Manages Economic Growth:

The central bank responds to economic fluctuations by adjusting the repo rate. During periods of economic slowdown, a lower repo rate can help in the growth by encouraging borrowing and investment. Similarly, when the economy is booming, a higher repo rate can prevent the economy from overheating and keep inflation in check.

Impacts Interest Rates:

The repo rate is a benchmark for other interest rates in the economy. Commercial banks generally adjust their lending and deposit rates when the repo rate changes. This affects the cost of borrowing for things like homes, cars, and businesses and the returns on savings accounts and fixed deposits.

How Does RBI Calculate Repo Rate?

The RBI doesn’t calculate the repo rate directly using a formula. Instead, the RBI’s Monetary Policy Committee (MPC) decides on it based on India’s current economic situation.

When deciding the repo rate, the MPC considers factors like inflation, growth rate, and credit availability. By adjusting the Repo Rate, the RBI aims to achieve its monetary policy goals, which involve balancing inflation and maintaining economic growth.

What is the Current Repo Rate In India?

The current repo rate in India has been fixed at 6.50%. This means it’s the interest rate at which the Reserve Bank of India (RBI) lends short-term funds to commercial banks.

How Does Repo Rate Impact Personal Loan EMI?

Changes in the repo rate, set by the RBI, can impact the interest rates on your loan. This effect is more direct for loans with floating interest rates, which change based on market conditions.

When the repo rate goes up, borrowing becomes more expensive for banks and NBFCs. They raise interest rates on loans, including personal loans, to maintain profits. This leads to higher interest payments for borrowers. Conversely, a lower repo rate allows banks to borrow at a cheaper rate. They may then pass on this benefit by lowering personal loan interest rates. This results in a reduction in your EMI.

However, changes in the repo rate don’t immediately affect your EMI. Banks and NBFCs might take some time to adjust their interest rates. It is important to stay updated on the changes in repo rates and how they might affect your personal loan EMI.

Regardless of repo rate fluctuations, maintaining a good credit score and payment history can help you secure personal loans at more favorable interest rates.


The repo rate is important for the central bank to manage the country’s economic health.
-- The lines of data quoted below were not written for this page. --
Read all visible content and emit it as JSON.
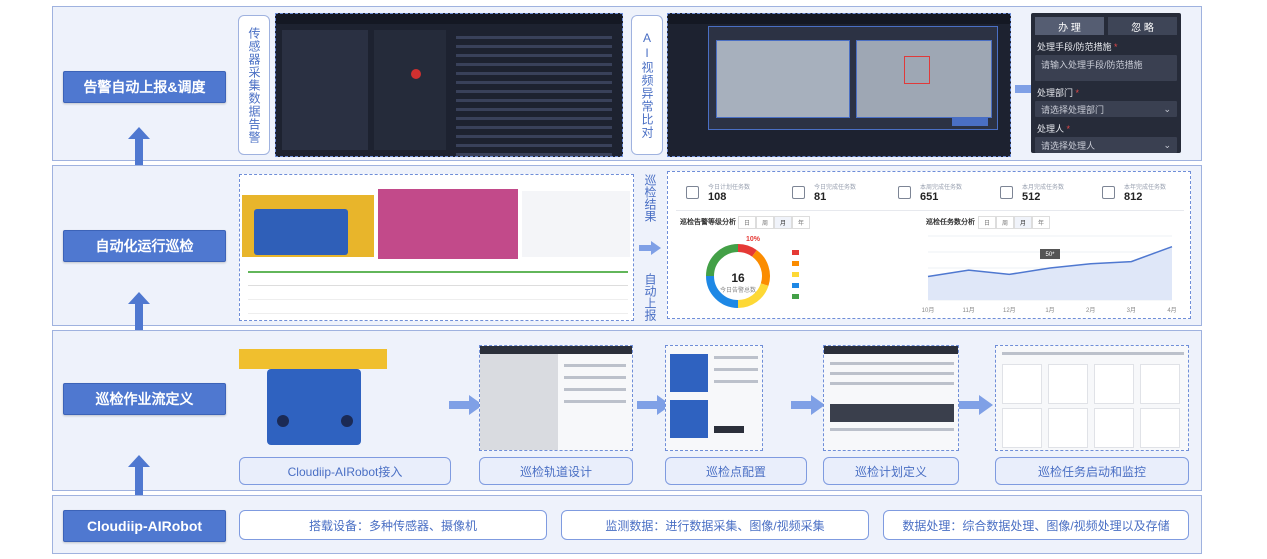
{
  "stages": {
    "alarm": "告警自动上报&调度",
    "inspection": "自动化运行巡检",
    "workflow": "巡检作业流定义",
    "robot": "Cloudiip-AIRobot"
  },
  "alarm_row": {
    "sensor_label": "传感器采集数据告警",
    "ai_label": "AI视频异常比对",
    "form": {
      "tab_handle": "办 理",
      "tab_ignore": "忽 略",
      "measures_label": "处理手段/防范措施",
      "measures_placeholder": "请输入处理手段/防范措施",
      "dept_label": "处理部门",
      "dept_placeholder": "请选择处理部门",
      "person_label": "处理人",
      "person_placeholder": "请选择处理人"
    }
  },
  "inspection_row": {
    "result_label": "巡检结果",
    "auto_report_label": "自动上报",
    "kpis": [
      {
        "label": "今日计划任务数",
        "value": "108"
      },
      {
        "label": "今日完成任务数",
        "value": "81"
      },
      {
        "label": "本周完成任务数",
        "value": "651"
      },
      {
        "label": "本月完成任务数",
        "value": "512"
      },
      {
        "label": "本年完成任务数",
        "value": "812"
      }
    ],
    "alarm_chart": {
      "title": "巡检告警等级分析",
      "tabs": [
        "日",
        "周",
        "月",
        "年"
      ],
      "center_value": "16",
      "center_label": "今日告警总数",
      "top_percent": "10%"
    },
    "task_chart": {
      "title": "巡检任务数分析",
      "tabs": [
        "日",
        "周",
        "月",
        "年"
      ],
      "tooltip": "50*",
      "x_labels": [
        "10月",
        "11月",
        "12月",
        "1月",
        "2月",
        "3月",
        "4月"
      ]
    }
  },
  "workflow_row": {
    "steps": [
      "Cloudiip-AIRobot接入",
      "巡检轨道设计",
      "巡检点配置",
      "巡检计划定义",
      "巡检任务启动和监控"
    ]
  },
  "robot_row": {
    "items": [
      "搭载设备：多种传感器、摄像机",
      "监测数据：进行数据采集、图像/视频采集",
      "数据处理：综合数据处理、图像/视频处理以及存储"
    ]
  },
  "chart_data": [
    {
      "type": "pie",
      "title": "巡检告警等级分析",
      "center_value": 16,
      "center_label": "今日告警总数",
      "annotation": "10%",
      "slices": [
        {
          "value": 10,
          "color": "#e53935"
        },
        {
          "value": 20,
          "color": "#fb8c00"
        },
        {
          "value": 20,
          "color": "#fdd835"
        },
        {
          "value": 25,
          "color": "#1e88e5"
        },
        {
          "value": 25,
          "color": "#43a047"
        }
      ]
    },
    {
      "type": "area",
      "title": "巡检任务数分析",
      "x": [
        "10月",
        "11月",
        "12月",
        "1月",
        "2月",
        "3月",
        "4月"
      ],
      "values": [
        22,
        28,
        24,
        30,
        34,
        36,
        50
      ],
      "ylim": [
        0,
        60
      ],
      "annotation": "50*",
      "color": "#4f78d0"
    }
  ]
}
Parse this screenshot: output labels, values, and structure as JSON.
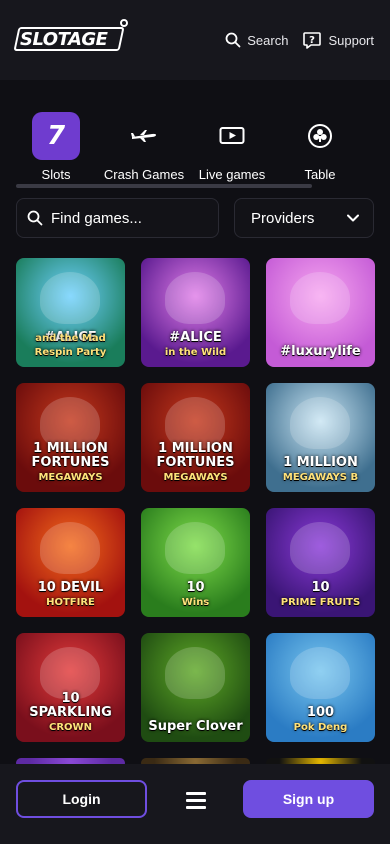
{
  "header": {
    "logo_text": "SLOTAGE",
    "search_label": "Search",
    "support_label": "Support"
  },
  "categories": [
    {
      "label": "Slots",
      "icon": "seven-icon",
      "active": true
    },
    {
      "label": "Crash Games",
      "icon": "airplane-icon",
      "active": false
    },
    {
      "label": "Live games",
      "icon": "play-icon",
      "active": false
    },
    {
      "label": "Table",
      "icon": "club-icon",
      "active": false
    }
  ],
  "search": {
    "placeholder": "Find games..."
  },
  "providers": {
    "label": "Providers"
  },
  "games": [
    {
      "title": "#ALICE",
      "subtitle": "and the Mad Respin Party",
      "colors": [
        "#1a7d5b",
        "#6fd1ff"
      ]
    },
    {
      "title": "#ALICE",
      "subtitle": "in the Wild",
      "colors": [
        "#5a1a8f",
        "#e07de8"
      ]
    },
    {
      "title": "#luxurylife",
      "subtitle": "",
      "colors": [
        "#c45bd6",
        "#f7a6f0"
      ]
    },
    {
      "title": "1 MILLION FORTUNES",
      "subtitle": "MEGAWAYS",
      "colors": [
        "#6b0c0c",
        "#c4381c"
      ]
    },
    {
      "title": "1 MILLION FORTUNES",
      "subtitle": "MEGAWAYS",
      "colors": [
        "#6b0c0c",
        "#c4381c"
      ]
    },
    {
      "title": "1 MILLION",
      "subtitle": "MEGAWAYS B",
      "colors": [
        "#3f6f8f",
        "#c9e5f3"
      ]
    },
    {
      "title": "10 DEVIL",
      "subtitle": "HOTFIRE",
      "colors": [
        "#a3120f",
        "#f46a1a"
      ]
    },
    {
      "title": "10",
      "subtitle": "Wins",
      "colors": [
        "#2a7d1d",
        "#7fdd4a"
      ]
    },
    {
      "title": "10",
      "subtitle": "PRIME FRUITS",
      "colors": [
        "#3a1575",
        "#8a3ad8"
      ]
    },
    {
      "title": "10 SPARKLING",
      "subtitle": "CROWN",
      "colors": [
        "#7a0f1c",
        "#e23a3a"
      ]
    },
    {
      "title": "Super Clover",
      "subtitle": "",
      "colors": [
        "#1f4c12",
        "#5ea826"
      ]
    },
    {
      "title": "100",
      "subtitle": "Pok Deng",
      "colors": [
        "#2b7cc4",
        "#78c6ef"
      ]
    },
    {
      "title": "",
      "subtitle": "",
      "colors": [
        "#5d2aa3",
        "#8b49d6"
      ]
    },
    {
      "title": "",
      "subtitle": "",
      "colors": [
        "#3a2a14",
        "#8a6a34"
      ]
    },
    {
      "title": "",
      "subtitle": "",
      "colors": [
        "#111111",
        "#e6b800"
      ]
    }
  ],
  "bottom": {
    "login_label": "Login",
    "signup_label": "Sign up"
  },
  "colors": {
    "accent": "#6f4ee0",
    "active_category": "#6f3ccf",
    "background": "#0f0f14",
    "bar": "#17171d"
  }
}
By adjusting the repo rate, the RBI can influence factors like inflation, borrowing costs, and overall economic activity. Understanding how the repo rate works is essential to making informed financial decisions. You must stay updated on changes in the repo rate to help anticipate fluctuations in personal loan interest rates.

Frequently Asked Questions

Who sets the Repo Rate?

A country’s central bank, such as the Reserve Bank of India (RBI), sets the repo rate.

What is the difference between Repo Rate and Reverse Repo Rate?

The repo rate is the rate at which central banks lend money to commercial banks, while the reverse repo rate is the rate at which commercial banks can park their excess funds with the central bank.

How often is the Repo Rate reviewed?

The central bank reviews the repo rate periodically, often during monetary policy meetings at least four times a year.

How does a change in Repo Rate affect the common man?

Changes in the repo rate can affect loan interest rates, which in turn impact EMIs for home loans, car loans, and other borrowings. A higher repo rate can lead to higher EMIs, while a lower repo rate can reduce EMIs.

What are the factors that influence changes in the Repo Rate?

The central bank considers various factors when changing the repo rate, including current inflation rates, economic growth data, global economic conditions, and financial market stability.